Problem to solve:
All entries that follow are to be printed exactly as written.
*** Material to process ***
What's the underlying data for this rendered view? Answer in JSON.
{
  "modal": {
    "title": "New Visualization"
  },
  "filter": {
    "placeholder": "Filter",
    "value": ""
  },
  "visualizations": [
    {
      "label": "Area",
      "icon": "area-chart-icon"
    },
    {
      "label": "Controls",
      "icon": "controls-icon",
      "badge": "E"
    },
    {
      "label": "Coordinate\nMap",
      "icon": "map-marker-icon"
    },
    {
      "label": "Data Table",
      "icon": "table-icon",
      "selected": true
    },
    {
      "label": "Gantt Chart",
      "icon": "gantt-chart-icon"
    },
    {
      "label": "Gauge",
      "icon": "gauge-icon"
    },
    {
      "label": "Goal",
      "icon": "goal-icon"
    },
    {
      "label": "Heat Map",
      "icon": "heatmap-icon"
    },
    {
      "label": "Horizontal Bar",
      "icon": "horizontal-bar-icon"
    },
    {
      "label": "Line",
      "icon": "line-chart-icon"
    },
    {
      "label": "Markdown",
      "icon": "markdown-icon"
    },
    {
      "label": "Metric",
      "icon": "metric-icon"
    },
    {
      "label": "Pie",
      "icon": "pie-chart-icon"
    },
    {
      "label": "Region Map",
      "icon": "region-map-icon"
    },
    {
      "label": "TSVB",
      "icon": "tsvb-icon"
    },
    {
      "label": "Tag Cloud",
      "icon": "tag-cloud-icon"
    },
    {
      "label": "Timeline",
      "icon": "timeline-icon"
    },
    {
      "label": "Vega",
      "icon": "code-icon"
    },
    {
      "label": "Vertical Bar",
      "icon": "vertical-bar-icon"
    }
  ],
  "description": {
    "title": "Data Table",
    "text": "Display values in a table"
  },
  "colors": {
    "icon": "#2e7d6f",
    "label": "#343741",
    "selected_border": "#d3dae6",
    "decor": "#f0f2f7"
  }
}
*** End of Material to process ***
Response for this exercise:
What's the underlying data for this rendered view? Answer in JSON.
{
  "modal": {
    "title": "New Visualization"
  },
  "filter": {
    "placeholder": "Filter",
    "value": ""
  },
  "visualizations": [
    {
      "label": "Area",
      "icon": "area-chart-icon"
    },
    {
      "label": "Controls",
      "icon": "controls-icon",
      "badge": "E"
    },
    {
      "label": "Coordinate\nMap",
      "icon": "map-marker-icon"
    },
    {
      "label": "Data Table",
      "icon": "table-icon",
      "selected": true
    },
    {
      "label": "Gantt Chart",
      "icon": "gantt-chart-icon"
    },
    {
      "label": "Gauge",
      "icon": "gauge-icon"
    },
    {
      "label": "Goal",
      "icon": "goal-icon"
    },
    {
      "label": "Heat Map",
      "icon": "heatmap-icon"
    },
    {
      "label": "Horizontal Bar",
      "icon": "horizontal-bar-icon"
    },
    {
      "label": "Line",
      "icon": "line-chart-icon"
    },
    {
      "label": "Markdown",
      "icon": "markdown-icon"
    },
    {
      "label": "Metric",
      "icon": "metric-icon"
    },
    {
      "label": "Pie",
      "icon": "pie-chart-icon"
    },
    {
      "label": "Region Map",
      "icon": "region-map-icon"
    },
    {
      "label": "TSVB",
      "icon": "tsvb-icon"
    },
    {
      "label": "Tag Cloud",
      "icon": "tag-cloud-icon"
    },
    {
      "label": "Timeline",
      "icon": "timeline-icon"
    },
    {
      "label": "Vega",
      "icon": "code-icon"
    },
    {
      "label": "Vertical Bar",
      "icon": "vertical-bar-icon"
    }
  ],
  "description": {
    "title": "Data Table",
    "text": "Display values in a table"
  },
  "colors": {
    "icon": "#2e7d6f",
    "label": "#343741",
    "selected_border": "#d3dae6",
    "decor": "#f0f2f7"
  }
}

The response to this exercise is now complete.